-- Stored data follows --

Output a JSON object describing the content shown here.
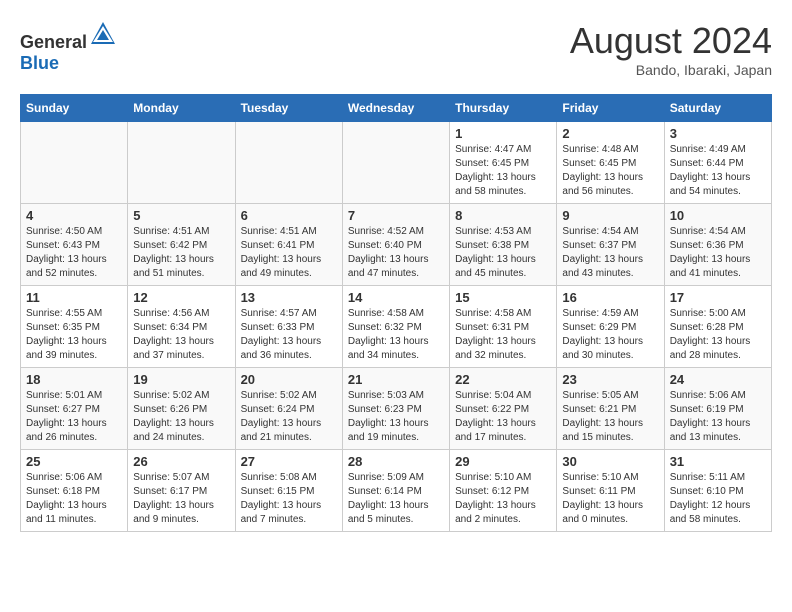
{
  "header": {
    "logo_general": "General",
    "logo_blue": "Blue",
    "month_year": "August 2024",
    "location": "Bando, Ibaraki, Japan"
  },
  "weekdays": [
    "Sunday",
    "Monday",
    "Tuesday",
    "Wednesday",
    "Thursday",
    "Friday",
    "Saturday"
  ],
  "weeks": [
    [
      {
        "day": "",
        "detail": ""
      },
      {
        "day": "",
        "detail": ""
      },
      {
        "day": "",
        "detail": ""
      },
      {
        "day": "",
        "detail": ""
      },
      {
        "day": "1",
        "detail": "Sunrise: 4:47 AM\nSunset: 6:45 PM\nDaylight: 13 hours\nand 58 minutes."
      },
      {
        "day": "2",
        "detail": "Sunrise: 4:48 AM\nSunset: 6:45 PM\nDaylight: 13 hours\nand 56 minutes."
      },
      {
        "day": "3",
        "detail": "Sunrise: 4:49 AM\nSunset: 6:44 PM\nDaylight: 13 hours\nand 54 minutes."
      }
    ],
    [
      {
        "day": "4",
        "detail": "Sunrise: 4:50 AM\nSunset: 6:43 PM\nDaylight: 13 hours\nand 52 minutes."
      },
      {
        "day": "5",
        "detail": "Sunrise: 4:51 AM\nSunset: 6:42 PM\nDaylight: 13 hours\nand 51 minutes."
      },
      {
        "day": "6",
        "detail": "Sunrise: 4:51 AM\nSunset: 6:41 PM\nDaylight: 13 hours\nand 49 minutes."
      },
      {
        "day": "7",
        "detail": "Sunrise: 4:52 AM\nSunset: 6:40 PM\nDaylight: 13 hours\nand 47 minutes."
      },
      {
        "day": "8",
        "detail": "Sunrise: 4:53 AM\nSunset: 6:38 PM\nDaylight: 13 hours\nand 45 minutes."
      },
      {
        "day": "9",
        "detail": "Sunrise: 4:54 AM\nSunset: 6:37 PM\nDaylight: 13 hours\nand 43 minutes."
      },
      {
        "day": "10",
        "detail": "Sunrise: 4:54 AM\nSunset: 6:36 PM\nDaylight: 13 hours\nand 41 minutes."
      }
    ],
    [
      {
        "day": "11",
        "detail": "Sunrise: 4:55 AM\nSunset: 6:35 PM\nDaylight: 13 hours\nand 39 minutes."
      },
      {
        "day": "12",
        "detail": "Sunrise: 4:56 AM\nSunset: 6:34 PM\nDaylight: 13 hours\nand 37 minutes."
      },
      {
        "day": "13",
        "detail": "Sunrise: 4:57 AM\nSunset: 6:33 PM\nDaylight: 13 hours\nand 36 minutes."
      },
      {
        "day": "14",
        "detail": "Sunrise: 4:58 AM\nSunset: 6:32 PM\nDaylight: 13 hours\nand 34 minutes."
      },
      {
        "day": "15",
        "detail": "Sunrise: 4:58 AM\nSunset: 6:31 PM\nDaylight: 13 hours\nand 32 minutes."
      },
      {
        "day": "16",
        "detail": "Sunrise: 4:59 AM\nSunset: 6:29 PM\nDaylight: 13 hours\nand 30 minutes."
      },
      {
        "day": "17",
        "detail": "Sunrise: 5:00 AM\nSunset: 6:28 PM\nDaylight: 13 hours\nand 28 minutes."
      }
    ],
    [
      {
        "day": "18",
        "detail": "Sunrise: 5:01 AM\nSunset: 6:27 PM\nDaylight: 13 hours\nand 26 minutes."
      },
      {
        "day": "19",
        "detail": "Sunrise: 5:02 AM\nSunset: 6:26 PM\nDaylight: 13 hours\nand 24 minutes."
      },
      {
        "day": "20",
        "detail": "Sunrise: 5:02 AM\nSunset: 6:24 PM\nDaylight: 13 hours\nand 21 minutes."
      },
      {
        "day": "21",
        "detail": "Sunrise: 5:03 AM\nSunset: 6:23 PM\nDaylight: 13 hours\nand 19 minutes."
      },
      {
        "day": "22",
        "detail": "Sunrise: 5:04 AM\nSunset: 6:22 PM\nDaylight: 13 hours\nand 17 minutes."
      },
      {
        "day": "23",
        "detail": "Sunrise: 5:05 AM\nSunset: 6:21 PM\nDaylight: 13 hours\nand 15 minutes."
      },
      {
        "day": "24",
        "detail": "Sunrise: 5:06 AM\nSunset: 6:19 PM\nDaylight: 13 hours\nand 13 minutes."
      }
    ],
    [
      {
        "day": "25",
        "detail": "Sunrise: 5:06 AM\nSunset: 6:18 PM\nDaylight: 13 hours\nand 11 minutes."
      },
      {
        "day": "26",
        "detail": "Sunrise: 5:07 AM\nSunset: 6:17 PM\nDaylight: 13 hours\nand 9 minutes."
      },
      {
        "day": "27",
        "detail": "Sunrise: 5:08 AM\nSunset: 6:15 PM\nDaylight: 13 hours\nand 7 minutes."
      },
      {
        "day": "28",
        "detail": "Sunrise: 5:09 AM\nSunset: 6:14 PM\nDaylight: 13 hours\nand 5 minutes."
      },
      {
        "day": "29",
        "detail": "Sunrise: 5:10 AM\nSunset: 6:12 PM\nDaylight: 13 hours\nand 2 minutes."
      },
      {
        "day": "30",
        "detail": "Sunrise: 5:10 AM\nSunset: 6:11 PM\nDaylight: 13 hours\nand 0 minutes."
      },
      {
        "day": "31",
        "detail": "Sunrise: 5:11 AM\nSunset: 6:10 PM\nDaylight: 12 hours\nand 58 minutes."
      }
    ]
  ]
}
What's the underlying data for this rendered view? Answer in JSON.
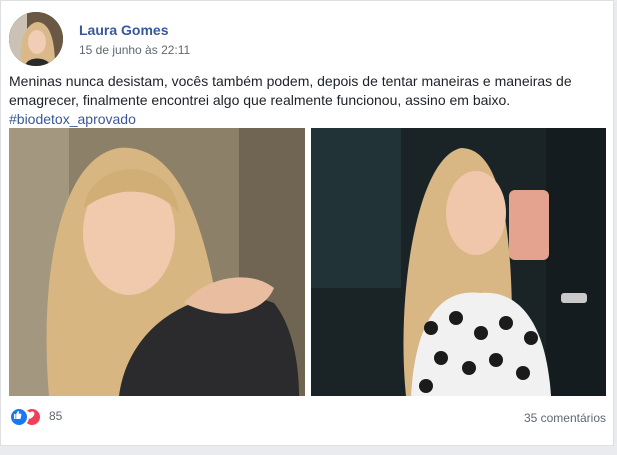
{
  "post": {
    "author": "Laura Gomes",
    "timestamp": "15 de junho às 22:11",
    "text": "Meninas nunca desistam, vocês também podem, depois de tentar maneiras e maneiras de emagrecer, finalmente encontrei algo que realmente funcionou, assino em baixo.",
    "hashtag": "#biodetox_aprovado"
  },
  "reactions": {
    "count": "85",
    "icons": [
      "like-icon",
      "love-icon"
    ],
    "colors": {
      "like": "#1877f2",
      "love": "#f33e58"
    }
  },
  "comments": {
    "label": "35 comentários"
  },
  "colors": {
    "link": "#385898",
    "text": "#1d2129",
    "meta": "#616770"
  }
}
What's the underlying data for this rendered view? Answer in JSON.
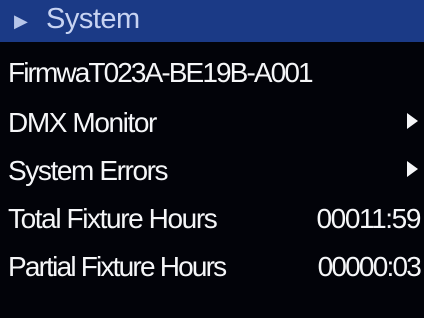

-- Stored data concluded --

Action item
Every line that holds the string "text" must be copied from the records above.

Task answer
    "text": "Meninas nunca desistam, vocês também podem, depois de tentar maneiras e maneiras de emagrecer, finalmente encontrei algo que realmente funcionou, assino em baixo.",
    "text": "#1d2129",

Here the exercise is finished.